Work required.
Repeat each of these records exactly.

___ Extracted data ___

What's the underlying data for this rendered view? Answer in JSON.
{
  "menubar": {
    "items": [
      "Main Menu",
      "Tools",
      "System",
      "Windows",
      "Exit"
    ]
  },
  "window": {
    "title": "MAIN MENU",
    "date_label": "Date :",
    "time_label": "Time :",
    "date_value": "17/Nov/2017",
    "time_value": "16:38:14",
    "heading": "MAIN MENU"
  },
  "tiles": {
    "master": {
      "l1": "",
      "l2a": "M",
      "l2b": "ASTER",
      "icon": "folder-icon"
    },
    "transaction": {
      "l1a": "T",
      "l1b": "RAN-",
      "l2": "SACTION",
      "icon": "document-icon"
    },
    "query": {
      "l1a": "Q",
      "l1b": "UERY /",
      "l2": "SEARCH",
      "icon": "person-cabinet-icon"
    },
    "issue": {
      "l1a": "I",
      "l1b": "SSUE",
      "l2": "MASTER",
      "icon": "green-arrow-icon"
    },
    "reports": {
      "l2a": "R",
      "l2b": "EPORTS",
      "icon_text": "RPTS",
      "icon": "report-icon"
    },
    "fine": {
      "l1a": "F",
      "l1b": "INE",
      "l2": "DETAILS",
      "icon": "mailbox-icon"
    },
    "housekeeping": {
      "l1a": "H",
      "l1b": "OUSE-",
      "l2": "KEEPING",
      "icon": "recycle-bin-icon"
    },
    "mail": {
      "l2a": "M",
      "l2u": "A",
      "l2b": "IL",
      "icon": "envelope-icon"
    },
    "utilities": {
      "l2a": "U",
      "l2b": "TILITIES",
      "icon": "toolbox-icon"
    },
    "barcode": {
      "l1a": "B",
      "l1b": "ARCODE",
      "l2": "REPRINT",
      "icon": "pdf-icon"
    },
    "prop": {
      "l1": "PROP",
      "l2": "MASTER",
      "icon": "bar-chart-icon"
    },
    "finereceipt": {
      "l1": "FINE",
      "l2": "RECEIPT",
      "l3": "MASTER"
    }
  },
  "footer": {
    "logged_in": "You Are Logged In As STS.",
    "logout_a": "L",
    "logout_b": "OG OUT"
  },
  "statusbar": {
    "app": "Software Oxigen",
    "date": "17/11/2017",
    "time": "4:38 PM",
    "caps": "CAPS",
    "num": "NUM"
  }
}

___

Output.
What's the underlying data for this rendered view? Answer in JSON.
{
  "menubar": {
    "items": [
      "Main Menu",
      "Tools",
      "System",
      "Windows",
      "Exit"
    ]
  },
  "window": {
    "title": "MAIN MENU",
    "date_label": "Date :",
    "time_label": "Time :",
    "date_value": "17/Nov/2017",
    "time_value": "16:38:14",
    "heading": "MAIN MENU"
  },
  "tiles": {
    "master": {
      "l1": "",
      "l2a": "M",
      "l2b": "ASTER",
      "icon": "folder-icon"
    },
    "transaction": {
      "l1a": "T",
      "l1b": "RAN-",
      "l2": "SACTION",
      "icon": "document-icon"
    },
    "query": {
      "l1a": "Q",
      "l1b": "UERY /",
      "l2": "SEARCH",
      "icon": "person-cabinet-icon"
    },
    "issue": {
      "l1a": "I",
      "l1b": "SSUE",
      "l2": "MASTER",
      "icon": "green-arrow-icon"
    },
    "reports": {
      "l2a": "R",
      "l2b": "EPORTS",
      "icon_text": "RPTS",
      "icon": "report-icon"
    },
    "fine": {
      "l1a": "F",
      "l1b": "INE",
      "l2": "DETAILS",
      "icon": "mailbox-icon"
    },
    "housekeeping": {
      "l1a": "H",
      "l1b": "OUSE-",
      "l2": "KEEPING",
      "icon": "recycle-bin-icon"
    },
    "mail": {
      "l2a": "M",
      "l2u": "A",
      "l2b": "IL",
      "icon": "envelope-icon"
    },
    "utilities": {
      "l2a": "U",
      "l2b": "TILITIES",
      "icon": "toolbox-icon"
    },
    "barcode": {
      "l1a": "B",
      "l1b": "ARCODE",
      "l2": "REPRINT",
      "icon": "pdf-icon"
    },
    "prop": {
      "l1": "PROP",
      "l2": "MASTER",
      "icon": "bar-chart-icon"
    },
    "finereceipt": {
      "l1": "FINE",
      "l2": "RECEIPT",
      "l3": "MASTER"
    }
  },
  "footer": {
    "logged_in": "You Are Logged In As STS.",
    "logout_a": "L",
    "logout_b": "OG OUT"
  },
  "statusbar": {
    "app": "Software Oxigen",
    "date": "17/11/2017",
    "time": "4:38 PM",
    "caps": "CAPS",
    "num": "NUM"
  }
}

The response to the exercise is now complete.